It was January 1848. A man was digging
near the small village of San Francisco, California. Suddenly, he saw something
By the next year the California gold
rush had begun. Thousands of men came to California. They were called "forty-niners,"
after the year 1849. The forty-niners came from all around the United States.
They even came from other countries, including Mexico, Australia, China,
France, and England. They left their families and jobs, and made the difficult
trip to California. They all shared a dream. They all wanted to make a fortune
Towns and camps grew quickly wherever
gold was found. These towns were rough places. There was almost always a
saloon, where the men drank whiskey and gambled at cards. In mining towns, men
stole and sometimes killed for gold.
Did the miners make their fortune? Some
did, especially those who came early and were lucky. In 1848, miners usually
made about twenty dollars a day. In 1852 miners made about six dollars a day.
Many other people came to California to make money from the miners. Prices were
very high. A loaf of bread, which cost five cents in New York, cost almost a
dollar in San Francisco.
In 1848 San Francisco had been a
village.
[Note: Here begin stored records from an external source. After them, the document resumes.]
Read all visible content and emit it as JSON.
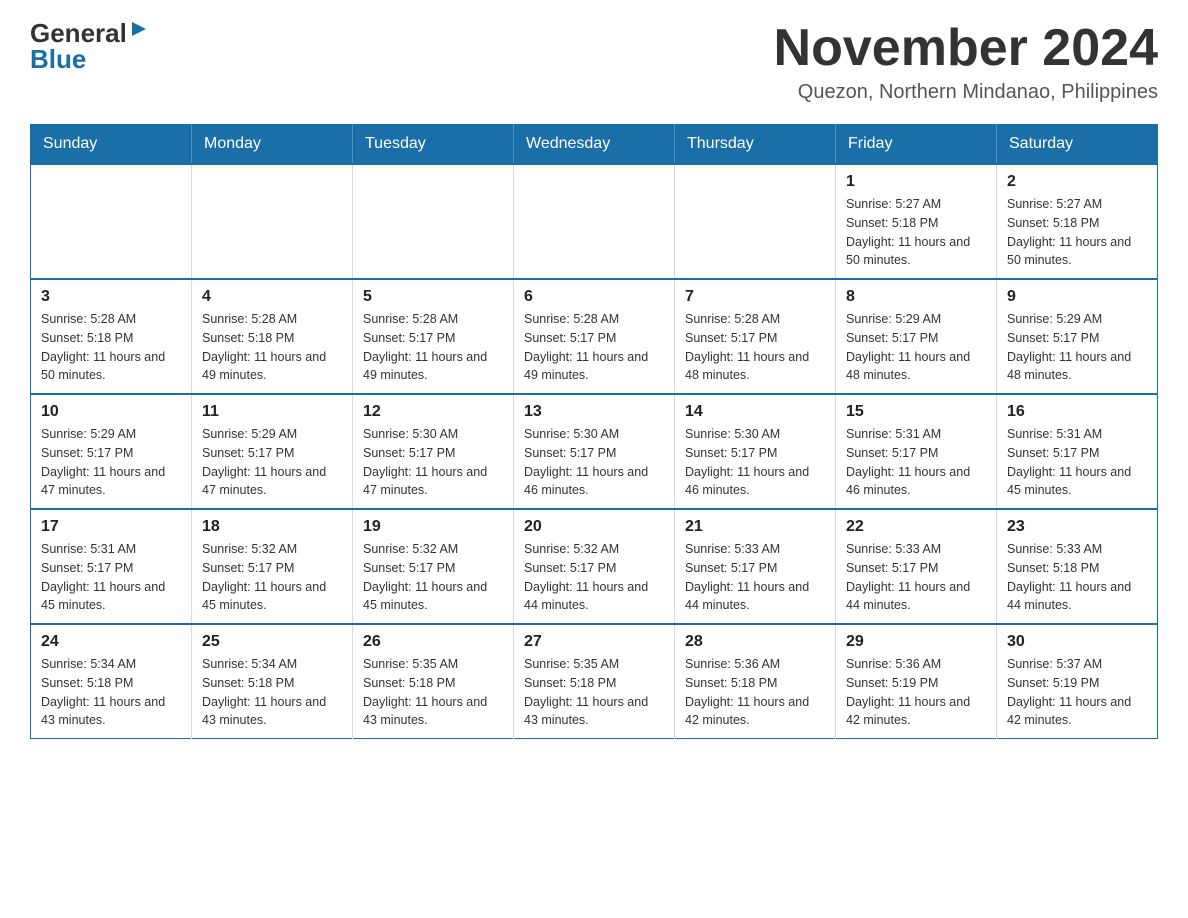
{
  "header": {
    "logo_general": "General",
    "logo_blue": "Blue",
    "month_title": "November 2024",
    "location": "Quezon, Northern Mindanao, Philippines"
  },
  "calendar": {
    "days_of_week": [
      "Sunday",
      "Monday",
      "Tuesday",
      "Wednesday",
      "Thursday",
      "Friday",
      "Saturday"
    ],
    "weeks": [
      {
        "days": [
          {
            "number": "",
            "info": ""
          },
          {
            "number": "",
            "info": ""
          },
          {
            "number": "",
            "info": ""
          },
          {
            "number": "",
            "info": ""
          },
          {
            "number": "",
            "info": ""
          },
          {
            "number": "1",
            "info": "Sunrise: 5:27 AM\nSunset: 5:18 PM\nDaylight: 11 hours\nand 50 minutes."
          },
          {
            "number": "2",
            "info": "Sunrise: 5:27 AM\nSunset: 5:18 PM\nDaylight: 11 hours\nand 50 minutes."
          }
        ]
      },
      {
        "days": [
          {
            "number": "3",
            "info": "Sunrise: 5:28 AM\nSunset: 5:18 PM\nDaylight: 11 hours\nand 50 minutes."
          },
          {
            "number": "4",
            "info": "Sunrise: 5:28 AM\nSunset: 5:18 PM\nDaylight: 11 hours\nand 49 minutes."
          },
          {
            "number": "5",
            "info": "Sunrise: 5:28 AM\nSunset: 5:17 PM\nDaylight: 11 hours\nand 49 minutes."
          },
          {
            "number": "6",
            "info": "Sunrise: 5:28 AM\nSunset: 5:17 PM\nDaylight: 11 hours\nand 49 minutes."
          },
          {
            "number": "7",
            "info": "Sunrise: 5:28 AM\nSunset: 5:17 PM\nDaylight: 11 hours\nand 48 minutes."
          },
          {
            "number": "8",
            "info": "Sunrise: 5:29 AM\nSunset: 5:17 PM\nDaylight: 11 hours\nand 48 minutes."
          },
          {
            "number": "9",
            "info": "Sunrise: 5:29 AM\nSunset: 5:17 PM\nDaylight: 11 hours\nand 48 minutes."
          }
        ]
      },
      {
        "days": [
          {
            "number": "10",
            "info": "Sunrise: 5:29 AM\nSunset: 5:17 PM\nDaylight: 11 hours\nand 47 minutes."
          },
          {
            "number": "11",
            "info": "Sunrise: 5:29 AM\nSunset: 5:17 PM\nDaylight: 11 hours\nand 47 minutes."
          },
          {
            "number": "12",
            "info": "Sunrise: 5:30 AM\nSunset: 5:17 PM\nDaylight: 11 hours\nand 47 minutes."
          },
          {
            "number": "13",
            "info": "Sunrise: 5:30 AM\nSunset: 5:17 PM\nDaylight: 11 hours\nand 46 minutes."
          },
          {
            "number": "14",
            "info": "Sunrise: 5:30 AM\nSunset: 5:17 PM\nDaylight: 11 hours\nand 46 minutes."
          },
          {
            "number": "15",
            "info": "Sunrise: 5:31 AM\nSunset: 5:17 PM\nDaylight: 11 hours\nand 46 minutes."
          },
          {
            "number": "16",
            "info": "Sunrise: 5:31 AM\nSunset: 5:17 PM\nDaylight: 11 hours\nand 45 minutes."
          }
        ]
      },
      {
        "days": [
          {
            "number": "17",
            "info": "Sunrise: 5:31 AM\nSunset: 5:17 PM\nDaylight: 11 hours\nand 45 minutes."
          },
          {
            "number": "18",
            "info": "Sunrise: 5:32 AM\nSunset: 5:17 PM\nDaylight: 11 hours\nand 45 minutes."
          },
          {
            "number": "19",
            "info": "Sunrise: 5:32 AM\nSunset: 5:17 PM\nDaylight: 11 hours\nand 45 minutes."
          },
          {
            "number": "20",
            "info": "Sunrise: 5:32 AM\nSunset: 5:17 PM\nDaylight: 11 hours\nand 44 minutes."
          },
          {
            "number": "21",
            "info": "Sunrise: 5:33 AM\nSunset: 5:17 PM\nDaylight: 11 hours\nand 44 minutes."
          },
          {
            "number": "22",
            "info": "Sunrise: 5:33 AM\nSunset: 5:17 PM\nDaylight: 11 hours\nand 44 minutes."
          },
          {
            "number": "23",
            "info": "Sunrise: 5:33 AM\nSunset: 5:18 PM\nDaylight: 11 hours\nand 44 minutes."
          }
        ]
      },
      {
        "days": [
          {
            "number": "24",
            "info": "Sunrise: 5:34 AM\nSunset: 5:18 PM\nDaylight: 11 hours\nand 43 minutes."
          },
          {
            "number": "25",
            "info": "Sunrise: 5:34 AM\nSunset: 5:18 PM\nDaylight: 11 hours\nand 43 minutes."
          },
          {
            "number": "26",
            "info": "Sunrise: 5:35 AM\nSunset: 5:18 PM\nDaylight: 11 hours\nand 43 minutes."
          },
          {
            "number": "27",
            "info": "Sunrise: 5:35 AM\nSunset: 5:18 PM\nDaylight: 11 hours\nand 43 minutes."
          },
          {
            "number": "28",
            "info": "Sunrise: 5:36 AM\nSunset: 5:18 PM\nDaylight: 11 hours\nand 42 minutes."
          },
          {
            "number": "29",
            "info": "Sunrise: 5:36 AM\nSunset: 5:19 PM\nDaylight: 11 hours\nand 42 minutes."
          },
          {
            "number": "30",
            "info": "Sunrise: 5:37 AM\nSunset: 5:19 PM\nDaylight: 11 hours\nand 42 minutes."
          }
        ]
      }
    ]
  }
}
Six years later it was a city with a population of 50,000. In 1850
California had enough people to become a state.